What is often left behind on these sorts of low budget shorts, and the article gets into, is how misleading the camera is, in terms of prep. And that is exacerbated on an DSLR shoot. Because it looks like the point and shoot digital still cameras that we’re used to taking out and capturing family picnics with, there is a tendency among many new filmmakers to treat their own projects a bit too informally. Crews aren’t bothering to do camera tests before shooting, and very little concern is given to issues like how lenses affect focus, and how handheld shots on a small camera are differently executed than on a larger one. This leads to beautifully detailed HD images which are slightly out of focus or too bouncy to use (remind me someday to talk about the advantages and disadvantages of the Stabilize effect in our NLEs).

But there’s a mention in the article of some of the prep work that Charters did for this short, directed by Snehal Patel,

Working handheld or on a tripod, getting proper focus is a major obstacle for many filmmakers working with the 5D Mark II’s full-frame image sensor, which is closer to the size of 65mm motion-picture film. Because Patel and Charters were predominantly using Panavision zoom and prime lenses rather than DSLR lenses, it made the job of focus pulling a little easier. With cinema lenses, the extra-large lens barrel spins nearly 360 degrees, which makes it possible for a focus puller to hit critical marks within inches rather than feet. Similar to a film shoot, they also employed a first and second AC on each camera like a professional movie production.

Earlier in the piece, it mentions that Charters had one day of testing for a two day shoot. In other words, 1/3 of their production time was spent in testing. I’m not saying that Charters didn’t already know that he was going to using those Panasonic zoom and prime lenses, but I don’t doubt that what he learned in that one day helped the project move more smoothly, build the language with the director, and help the project to look better.

[As a side note, I should also mention that Charters, being the Hollywood DP that he is, had Panasonic build him a special PL lens mount so he could use a 10:1 zoom. Just try that if you’re Mr. or Ms. Indie Cinematographer.]

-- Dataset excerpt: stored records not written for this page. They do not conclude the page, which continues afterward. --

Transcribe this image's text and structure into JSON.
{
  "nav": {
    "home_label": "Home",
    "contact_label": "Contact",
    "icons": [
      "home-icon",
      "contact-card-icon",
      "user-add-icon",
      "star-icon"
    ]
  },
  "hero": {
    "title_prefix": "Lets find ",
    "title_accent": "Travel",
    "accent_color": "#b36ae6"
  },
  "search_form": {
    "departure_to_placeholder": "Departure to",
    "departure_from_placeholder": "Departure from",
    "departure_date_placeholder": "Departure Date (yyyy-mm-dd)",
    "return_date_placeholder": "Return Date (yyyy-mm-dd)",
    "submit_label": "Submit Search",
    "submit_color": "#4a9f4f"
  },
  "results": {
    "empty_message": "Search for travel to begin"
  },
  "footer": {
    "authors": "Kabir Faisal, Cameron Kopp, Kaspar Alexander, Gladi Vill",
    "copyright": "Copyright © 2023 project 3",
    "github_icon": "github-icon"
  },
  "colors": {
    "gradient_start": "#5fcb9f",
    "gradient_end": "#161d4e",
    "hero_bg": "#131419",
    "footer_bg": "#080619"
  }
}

The piece also mentions that they had a DIT on set, and that they ended up backing up their footage to three locations. That’s professional industry practice on file-based cameras, but there are all too many occasions where crews shooting with HD-DSLR cameras forget that they still need to think professionally. They aren’t operating on a home movie shoot. Unless you can afford to lose your shoot like a home picnic, then you can’t treat it like one.